The video below was put together using footage from three dives (two at Gato Island and one at Monad Shoal) with French Kiss Divers in December 2015.
Aside from thresher sharks, Monad Shoal often attracts eagle and manta rays. Other popular dive sites are Gato Island – home to numerous white tip sharks and the rare pygmy seahorse; Lighthouse – where sightings of iridescent mandarin fish are almost guaranteed at dusk; Lapus Lapus – which has beautiful coral formations; and the sunken island of Kimud Shoal. There are also some wreck dives in the area.
While diving in Malapascua, you might also see banded sea snakes, cuttlefish (often mating), seahorses, nudibranchs, frogfish, scorpion fish, porcupine fish, smashing mantis shrimp, colourful nudibranchs, scorpion and frog fish, squid, big-mouthed mackerel, and bamboo and cat sharks.
FRENCH KISS DIVERS
French Kiss Divers is a fantastic dive school with its main office on Bounty Beach and another branch set to open on the eastern beach in early 2016. Their logo – a thresher shark’s body concealed within the outline of a kiss print in the colours of the international scuba diving flag – is just one example of their professionalism and attention to detail. They offer a range of SSI certifications from Open Water to Instructor, as well as speciality courses, and they don’t teach groups larger than four. The office, boats and equipment are of the highest quality and the staff are incredibly helpful and friendly. Despite being French-run, it attracts people from a wide range of nationalities who usually round off the day with a few beers at the Hippocampus Bar or elsewhere nearby.
MORE ON MALAPASCUA
As it’s only 2.5 by 1 km, you can easily explore Malapascua on foot. There’s a track that winds its way around the circumference and, though you’re likely to make a wrong turn here and there, you’ll never be too far away from a path home. The lighthouse is a great base for watching the sunset and it’s also close to some 10 m cliffs that you can jump from.
Most of the resorts and dive centres are located along Bounty Beach. Cheaper options are a little further inland or out east close to where the Maya boats drop people off.
While most of the accommodation on Malapascua is quite upmarket, there are a few budget options. Villa Sandra is really popular with backpackers. Dorm beds cost just 300 Php and come with individual fans.

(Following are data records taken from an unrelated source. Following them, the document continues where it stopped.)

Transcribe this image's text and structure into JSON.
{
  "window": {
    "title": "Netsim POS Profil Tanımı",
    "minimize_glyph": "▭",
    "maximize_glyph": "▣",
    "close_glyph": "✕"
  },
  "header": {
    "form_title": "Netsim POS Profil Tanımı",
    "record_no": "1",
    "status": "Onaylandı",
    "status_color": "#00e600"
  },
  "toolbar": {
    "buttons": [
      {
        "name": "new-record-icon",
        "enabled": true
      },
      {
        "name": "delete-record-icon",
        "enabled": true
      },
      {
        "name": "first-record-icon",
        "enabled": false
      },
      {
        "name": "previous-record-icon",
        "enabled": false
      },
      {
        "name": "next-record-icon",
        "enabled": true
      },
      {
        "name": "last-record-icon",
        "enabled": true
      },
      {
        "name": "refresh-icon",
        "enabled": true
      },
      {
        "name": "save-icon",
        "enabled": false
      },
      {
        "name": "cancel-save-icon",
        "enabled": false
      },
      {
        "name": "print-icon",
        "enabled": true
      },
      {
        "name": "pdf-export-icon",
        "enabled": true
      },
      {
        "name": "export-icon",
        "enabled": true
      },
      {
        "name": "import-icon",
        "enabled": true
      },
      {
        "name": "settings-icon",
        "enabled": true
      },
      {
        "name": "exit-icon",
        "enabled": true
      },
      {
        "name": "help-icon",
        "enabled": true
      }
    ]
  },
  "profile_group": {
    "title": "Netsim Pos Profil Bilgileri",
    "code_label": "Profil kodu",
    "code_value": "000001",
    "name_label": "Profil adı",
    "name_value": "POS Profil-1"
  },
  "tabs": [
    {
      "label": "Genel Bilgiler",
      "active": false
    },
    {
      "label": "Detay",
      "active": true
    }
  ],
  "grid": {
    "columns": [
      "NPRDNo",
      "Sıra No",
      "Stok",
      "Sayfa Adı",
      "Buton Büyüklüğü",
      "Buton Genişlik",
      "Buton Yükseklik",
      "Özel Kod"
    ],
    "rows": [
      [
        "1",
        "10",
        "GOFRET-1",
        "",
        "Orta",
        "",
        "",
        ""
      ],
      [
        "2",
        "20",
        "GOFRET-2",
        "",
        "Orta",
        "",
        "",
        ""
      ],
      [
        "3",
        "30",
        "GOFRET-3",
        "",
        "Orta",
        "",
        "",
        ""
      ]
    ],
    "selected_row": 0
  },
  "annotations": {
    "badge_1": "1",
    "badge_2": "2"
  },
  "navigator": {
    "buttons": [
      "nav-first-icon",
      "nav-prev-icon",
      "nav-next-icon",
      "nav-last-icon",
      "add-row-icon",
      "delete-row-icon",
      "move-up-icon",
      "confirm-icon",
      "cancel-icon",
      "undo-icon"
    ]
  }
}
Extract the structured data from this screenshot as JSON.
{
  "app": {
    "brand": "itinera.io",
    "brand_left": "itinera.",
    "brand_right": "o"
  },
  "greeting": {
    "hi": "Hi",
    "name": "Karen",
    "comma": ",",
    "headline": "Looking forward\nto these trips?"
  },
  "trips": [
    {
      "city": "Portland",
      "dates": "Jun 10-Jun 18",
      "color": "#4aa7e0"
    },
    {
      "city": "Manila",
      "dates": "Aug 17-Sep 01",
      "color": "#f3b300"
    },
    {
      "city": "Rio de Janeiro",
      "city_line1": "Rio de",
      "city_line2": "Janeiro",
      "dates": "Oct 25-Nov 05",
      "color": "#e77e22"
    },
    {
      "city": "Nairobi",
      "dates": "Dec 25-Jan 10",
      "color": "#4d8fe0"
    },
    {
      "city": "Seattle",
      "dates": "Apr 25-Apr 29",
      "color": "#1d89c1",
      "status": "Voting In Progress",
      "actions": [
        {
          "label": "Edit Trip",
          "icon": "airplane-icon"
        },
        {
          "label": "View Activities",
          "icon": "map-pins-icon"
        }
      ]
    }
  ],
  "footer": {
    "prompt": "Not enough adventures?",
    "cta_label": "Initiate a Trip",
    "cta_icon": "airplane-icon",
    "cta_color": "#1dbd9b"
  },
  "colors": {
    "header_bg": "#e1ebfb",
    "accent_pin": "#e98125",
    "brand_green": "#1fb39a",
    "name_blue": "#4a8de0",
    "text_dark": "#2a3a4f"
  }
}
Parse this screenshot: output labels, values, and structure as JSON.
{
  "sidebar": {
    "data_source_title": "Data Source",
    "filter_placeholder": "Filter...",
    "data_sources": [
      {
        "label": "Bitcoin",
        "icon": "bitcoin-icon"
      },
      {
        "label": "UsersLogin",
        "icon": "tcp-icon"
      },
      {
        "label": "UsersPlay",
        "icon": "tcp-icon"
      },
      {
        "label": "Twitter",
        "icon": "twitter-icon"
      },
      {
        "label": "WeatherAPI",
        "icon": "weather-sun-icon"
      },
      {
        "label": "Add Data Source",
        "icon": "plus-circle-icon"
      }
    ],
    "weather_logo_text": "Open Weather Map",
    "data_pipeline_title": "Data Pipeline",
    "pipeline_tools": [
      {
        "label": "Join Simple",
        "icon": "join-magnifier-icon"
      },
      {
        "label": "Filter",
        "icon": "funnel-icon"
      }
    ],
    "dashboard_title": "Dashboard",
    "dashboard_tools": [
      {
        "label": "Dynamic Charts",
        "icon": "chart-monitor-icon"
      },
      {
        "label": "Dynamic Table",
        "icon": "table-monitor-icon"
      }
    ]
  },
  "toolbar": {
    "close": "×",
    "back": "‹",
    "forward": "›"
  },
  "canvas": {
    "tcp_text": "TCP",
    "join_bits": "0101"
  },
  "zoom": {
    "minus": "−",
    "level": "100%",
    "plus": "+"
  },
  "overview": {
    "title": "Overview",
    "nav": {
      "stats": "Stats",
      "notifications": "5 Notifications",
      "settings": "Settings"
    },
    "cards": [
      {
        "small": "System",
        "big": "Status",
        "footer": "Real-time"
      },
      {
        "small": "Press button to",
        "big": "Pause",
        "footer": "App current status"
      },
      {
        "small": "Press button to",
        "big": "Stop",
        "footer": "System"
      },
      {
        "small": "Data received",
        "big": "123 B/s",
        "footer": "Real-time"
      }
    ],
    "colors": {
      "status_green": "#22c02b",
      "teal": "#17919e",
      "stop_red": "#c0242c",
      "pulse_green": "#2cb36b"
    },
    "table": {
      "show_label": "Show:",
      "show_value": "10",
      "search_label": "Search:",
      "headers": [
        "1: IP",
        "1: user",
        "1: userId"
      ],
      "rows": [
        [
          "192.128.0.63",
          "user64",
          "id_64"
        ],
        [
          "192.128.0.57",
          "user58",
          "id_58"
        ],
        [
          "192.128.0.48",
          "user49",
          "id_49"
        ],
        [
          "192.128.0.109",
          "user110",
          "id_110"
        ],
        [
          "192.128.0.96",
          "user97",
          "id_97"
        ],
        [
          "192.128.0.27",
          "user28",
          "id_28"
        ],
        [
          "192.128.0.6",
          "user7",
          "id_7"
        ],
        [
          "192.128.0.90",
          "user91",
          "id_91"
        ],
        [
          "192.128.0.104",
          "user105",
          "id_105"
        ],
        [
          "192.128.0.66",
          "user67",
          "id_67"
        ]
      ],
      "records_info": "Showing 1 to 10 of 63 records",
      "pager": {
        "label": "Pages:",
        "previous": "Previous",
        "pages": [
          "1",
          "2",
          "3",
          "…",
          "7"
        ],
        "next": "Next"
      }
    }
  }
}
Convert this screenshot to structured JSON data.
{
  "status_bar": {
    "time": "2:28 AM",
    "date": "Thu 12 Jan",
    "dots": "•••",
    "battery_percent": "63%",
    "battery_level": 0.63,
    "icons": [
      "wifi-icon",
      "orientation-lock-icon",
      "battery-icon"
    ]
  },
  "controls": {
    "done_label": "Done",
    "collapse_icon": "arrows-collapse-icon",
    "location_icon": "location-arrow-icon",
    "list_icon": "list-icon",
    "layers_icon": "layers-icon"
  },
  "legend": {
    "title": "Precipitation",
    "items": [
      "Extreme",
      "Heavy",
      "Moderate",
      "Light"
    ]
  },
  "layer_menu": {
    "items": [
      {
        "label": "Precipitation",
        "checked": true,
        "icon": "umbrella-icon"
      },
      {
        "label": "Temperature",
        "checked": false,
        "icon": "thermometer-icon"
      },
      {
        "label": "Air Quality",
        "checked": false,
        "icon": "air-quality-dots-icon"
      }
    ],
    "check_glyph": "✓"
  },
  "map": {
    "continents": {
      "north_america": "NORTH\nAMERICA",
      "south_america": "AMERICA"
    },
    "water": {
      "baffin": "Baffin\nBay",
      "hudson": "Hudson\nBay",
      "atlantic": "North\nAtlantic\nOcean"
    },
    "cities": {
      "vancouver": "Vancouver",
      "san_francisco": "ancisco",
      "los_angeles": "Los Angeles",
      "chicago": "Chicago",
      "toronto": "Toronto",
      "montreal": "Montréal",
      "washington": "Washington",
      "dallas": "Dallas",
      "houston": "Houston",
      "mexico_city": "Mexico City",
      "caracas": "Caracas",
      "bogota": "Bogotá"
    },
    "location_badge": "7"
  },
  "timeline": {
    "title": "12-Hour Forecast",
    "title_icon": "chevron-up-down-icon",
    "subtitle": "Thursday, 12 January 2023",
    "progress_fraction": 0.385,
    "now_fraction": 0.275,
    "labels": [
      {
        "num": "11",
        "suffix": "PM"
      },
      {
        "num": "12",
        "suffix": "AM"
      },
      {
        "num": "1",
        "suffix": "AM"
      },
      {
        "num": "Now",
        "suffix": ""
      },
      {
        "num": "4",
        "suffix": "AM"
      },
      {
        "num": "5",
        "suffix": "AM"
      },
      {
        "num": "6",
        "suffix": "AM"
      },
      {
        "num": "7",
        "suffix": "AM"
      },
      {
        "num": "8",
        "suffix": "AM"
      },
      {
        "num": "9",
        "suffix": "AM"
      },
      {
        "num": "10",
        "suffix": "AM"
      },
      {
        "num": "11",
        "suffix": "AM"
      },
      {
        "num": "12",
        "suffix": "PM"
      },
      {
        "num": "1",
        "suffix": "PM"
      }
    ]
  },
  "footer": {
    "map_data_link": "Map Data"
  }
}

Most of the good bars are located on the tiny southwest peninsular. Ging Ging’s behind Bounty Beach is a good option for those on a budget. If you’re on Malapascua on a Saturday night, ask around about the party at the basketball court. For a small island, this place really packs a punch in terms of nightlife, and you’ll often find locals of all ages dancing into the early hours.
Bring plenty of cash as there are no ATMs on Malapascua.
Most people head across to Malapascua from Maya in the north of Cebu. Setting off from the centre of Cebu City, a cab to the northern bus station will cost around 100 Php. Buses go directly to Maya and cost between 160 and 190 Php, depending on the company. They leave approximately once every 30 minutes and take four to five hours. In Maya, you’ll be dropped off right beside the boats, where they will probably try to persuade any foreigners to club together and pay 1500 Php for a private boat. As long as it’s not too late in the day, you shouldn’t have to wait more than 15 minutes for a regular boat to set off, and although there’s talk of prices having risen to 200 Php at the start of 2015, if you haggle, you should still be able to get there for 100. You may or may not have to pay for a smaller boat to transfer you at each end. This will depend partly on luck and partly on where the tide is, and you may pay 20 Php all in, or 20 Php for you and 20 for your luggage.